Records provided:
* * *

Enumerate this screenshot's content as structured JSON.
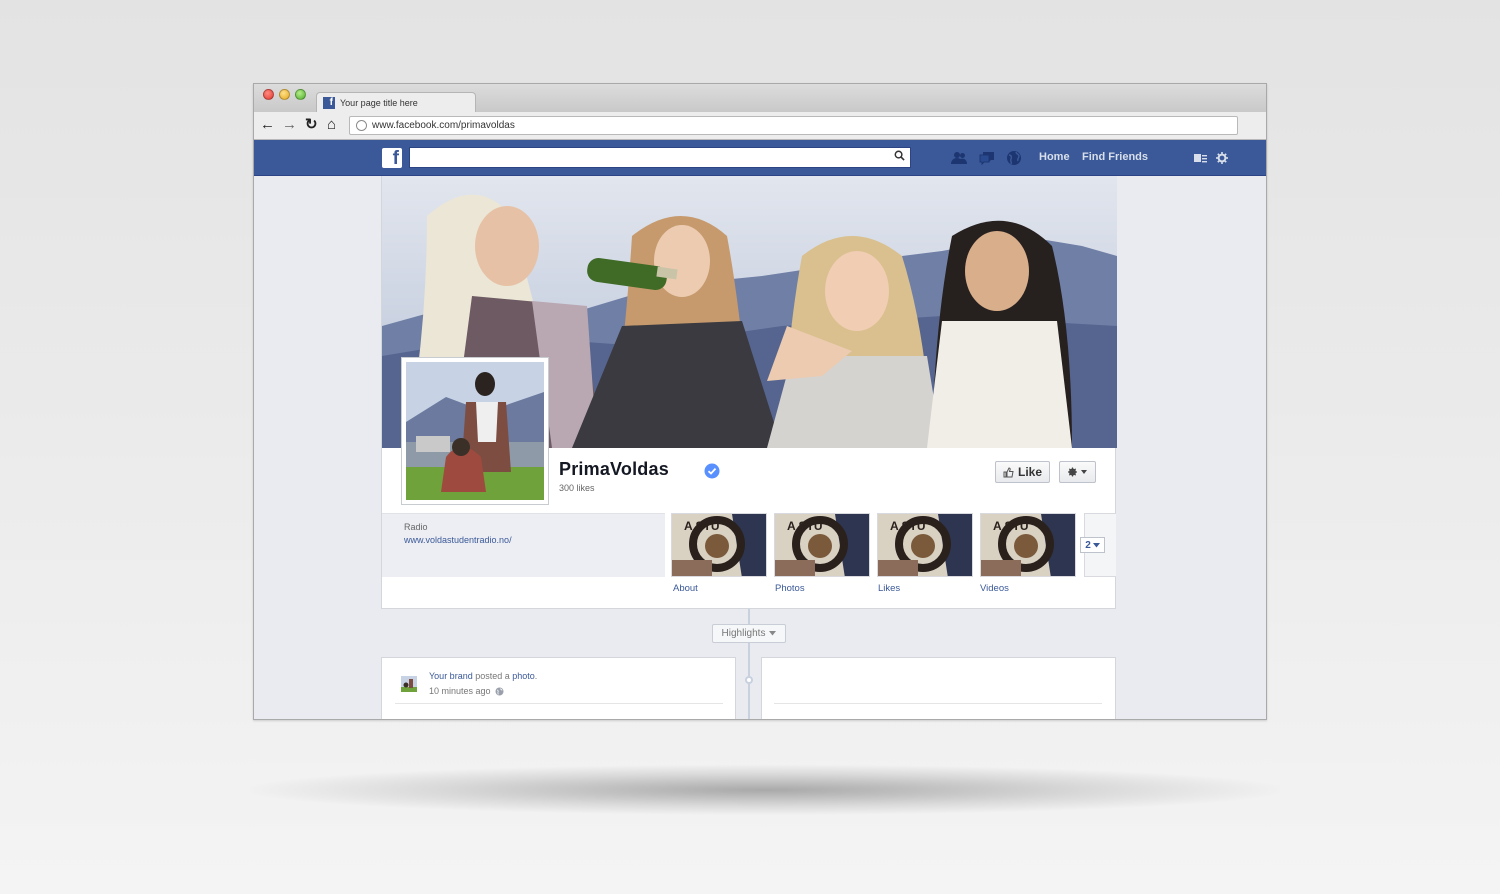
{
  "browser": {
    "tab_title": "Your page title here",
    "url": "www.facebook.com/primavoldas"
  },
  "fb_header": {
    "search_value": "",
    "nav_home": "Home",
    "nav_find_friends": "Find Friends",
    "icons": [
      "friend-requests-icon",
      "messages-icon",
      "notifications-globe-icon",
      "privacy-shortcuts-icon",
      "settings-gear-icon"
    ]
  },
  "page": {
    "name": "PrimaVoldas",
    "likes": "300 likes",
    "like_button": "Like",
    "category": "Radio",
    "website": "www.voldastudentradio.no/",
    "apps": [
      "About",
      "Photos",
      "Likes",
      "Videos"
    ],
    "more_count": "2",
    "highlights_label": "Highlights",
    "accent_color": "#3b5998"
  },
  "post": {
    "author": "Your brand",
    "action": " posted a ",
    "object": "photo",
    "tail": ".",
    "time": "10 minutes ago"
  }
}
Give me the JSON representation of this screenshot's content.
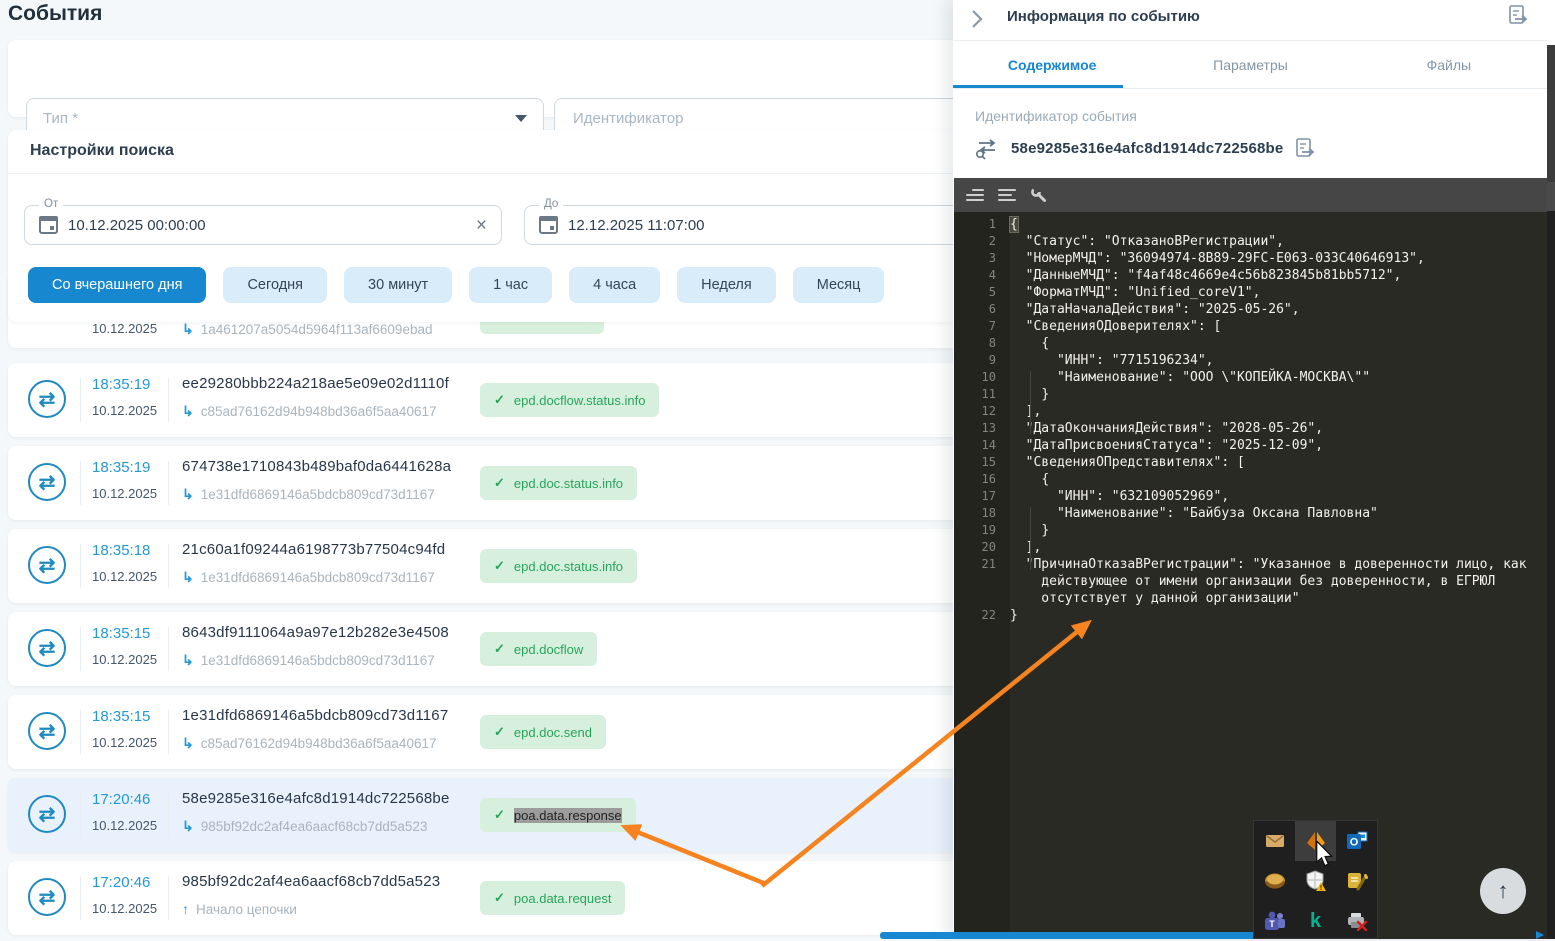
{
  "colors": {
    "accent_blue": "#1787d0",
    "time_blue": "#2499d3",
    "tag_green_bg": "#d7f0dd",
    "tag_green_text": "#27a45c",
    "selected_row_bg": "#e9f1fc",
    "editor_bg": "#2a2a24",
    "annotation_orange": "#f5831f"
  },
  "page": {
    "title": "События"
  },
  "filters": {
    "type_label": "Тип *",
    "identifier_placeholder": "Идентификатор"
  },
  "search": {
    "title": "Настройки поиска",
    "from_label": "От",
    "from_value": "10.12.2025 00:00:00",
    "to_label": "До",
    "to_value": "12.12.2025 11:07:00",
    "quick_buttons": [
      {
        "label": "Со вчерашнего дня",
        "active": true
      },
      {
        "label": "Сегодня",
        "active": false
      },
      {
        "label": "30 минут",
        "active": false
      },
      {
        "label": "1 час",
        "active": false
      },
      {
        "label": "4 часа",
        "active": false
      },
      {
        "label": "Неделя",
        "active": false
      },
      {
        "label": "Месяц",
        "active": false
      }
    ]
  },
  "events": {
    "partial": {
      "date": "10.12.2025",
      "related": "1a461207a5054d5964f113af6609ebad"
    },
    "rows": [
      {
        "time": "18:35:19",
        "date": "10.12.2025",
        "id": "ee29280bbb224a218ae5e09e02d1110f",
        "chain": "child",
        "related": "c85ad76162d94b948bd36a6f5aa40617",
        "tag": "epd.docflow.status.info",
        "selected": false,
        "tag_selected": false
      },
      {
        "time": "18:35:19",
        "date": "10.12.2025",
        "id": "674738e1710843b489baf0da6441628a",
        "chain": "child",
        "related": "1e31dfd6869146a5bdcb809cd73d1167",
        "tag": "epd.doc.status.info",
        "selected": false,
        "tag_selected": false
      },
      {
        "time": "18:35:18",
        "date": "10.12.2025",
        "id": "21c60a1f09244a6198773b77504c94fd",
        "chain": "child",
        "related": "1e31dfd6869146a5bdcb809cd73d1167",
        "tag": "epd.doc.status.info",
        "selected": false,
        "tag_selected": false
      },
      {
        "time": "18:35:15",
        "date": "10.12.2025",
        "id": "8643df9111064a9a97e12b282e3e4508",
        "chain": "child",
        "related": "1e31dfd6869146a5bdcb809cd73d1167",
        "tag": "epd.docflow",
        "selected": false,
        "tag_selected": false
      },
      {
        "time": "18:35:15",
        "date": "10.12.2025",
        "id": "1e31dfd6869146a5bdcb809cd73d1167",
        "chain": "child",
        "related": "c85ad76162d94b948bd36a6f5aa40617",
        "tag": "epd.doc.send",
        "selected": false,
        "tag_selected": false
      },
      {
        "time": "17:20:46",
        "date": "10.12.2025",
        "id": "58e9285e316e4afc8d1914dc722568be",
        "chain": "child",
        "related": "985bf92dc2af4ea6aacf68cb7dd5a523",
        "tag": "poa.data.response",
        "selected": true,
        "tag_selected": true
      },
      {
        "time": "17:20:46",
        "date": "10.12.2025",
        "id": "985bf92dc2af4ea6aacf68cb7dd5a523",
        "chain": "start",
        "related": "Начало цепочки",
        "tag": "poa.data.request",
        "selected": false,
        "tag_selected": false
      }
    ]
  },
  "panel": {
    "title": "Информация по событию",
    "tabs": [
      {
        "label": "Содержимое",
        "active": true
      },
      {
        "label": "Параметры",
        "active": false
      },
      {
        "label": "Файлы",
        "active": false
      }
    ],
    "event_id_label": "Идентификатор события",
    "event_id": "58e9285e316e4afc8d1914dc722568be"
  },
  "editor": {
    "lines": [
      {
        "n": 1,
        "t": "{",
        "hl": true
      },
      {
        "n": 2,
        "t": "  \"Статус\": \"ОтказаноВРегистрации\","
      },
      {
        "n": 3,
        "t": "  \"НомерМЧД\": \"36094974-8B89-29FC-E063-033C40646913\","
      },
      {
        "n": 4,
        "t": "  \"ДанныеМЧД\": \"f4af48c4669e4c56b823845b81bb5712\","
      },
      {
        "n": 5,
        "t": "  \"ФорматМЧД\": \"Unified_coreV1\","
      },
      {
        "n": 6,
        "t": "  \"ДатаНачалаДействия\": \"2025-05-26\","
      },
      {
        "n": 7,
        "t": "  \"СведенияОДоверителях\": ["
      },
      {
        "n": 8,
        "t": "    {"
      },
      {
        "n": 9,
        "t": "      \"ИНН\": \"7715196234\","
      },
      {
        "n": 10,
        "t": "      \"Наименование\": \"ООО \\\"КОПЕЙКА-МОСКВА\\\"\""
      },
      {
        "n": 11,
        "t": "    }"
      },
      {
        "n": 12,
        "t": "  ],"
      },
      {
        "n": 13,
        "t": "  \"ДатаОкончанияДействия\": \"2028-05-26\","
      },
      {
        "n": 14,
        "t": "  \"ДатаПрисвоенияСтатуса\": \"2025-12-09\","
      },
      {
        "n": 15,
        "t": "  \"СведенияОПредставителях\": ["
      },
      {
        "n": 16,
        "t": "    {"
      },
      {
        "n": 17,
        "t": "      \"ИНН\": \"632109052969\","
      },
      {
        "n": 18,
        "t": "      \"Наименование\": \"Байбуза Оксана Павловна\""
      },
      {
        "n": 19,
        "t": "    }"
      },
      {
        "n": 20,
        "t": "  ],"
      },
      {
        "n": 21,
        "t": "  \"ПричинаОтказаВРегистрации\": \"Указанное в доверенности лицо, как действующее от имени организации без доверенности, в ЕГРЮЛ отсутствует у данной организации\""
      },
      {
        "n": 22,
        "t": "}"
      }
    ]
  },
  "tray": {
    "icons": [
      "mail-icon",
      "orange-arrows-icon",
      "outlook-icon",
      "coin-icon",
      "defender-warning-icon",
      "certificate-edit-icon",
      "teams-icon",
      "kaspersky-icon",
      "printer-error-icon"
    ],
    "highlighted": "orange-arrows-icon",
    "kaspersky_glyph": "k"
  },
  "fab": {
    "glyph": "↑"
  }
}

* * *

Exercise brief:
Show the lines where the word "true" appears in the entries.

Solution for this exercise:
        "active": true
        "selected": true,
        "tag_selected": true
        "active": true
        "hl": true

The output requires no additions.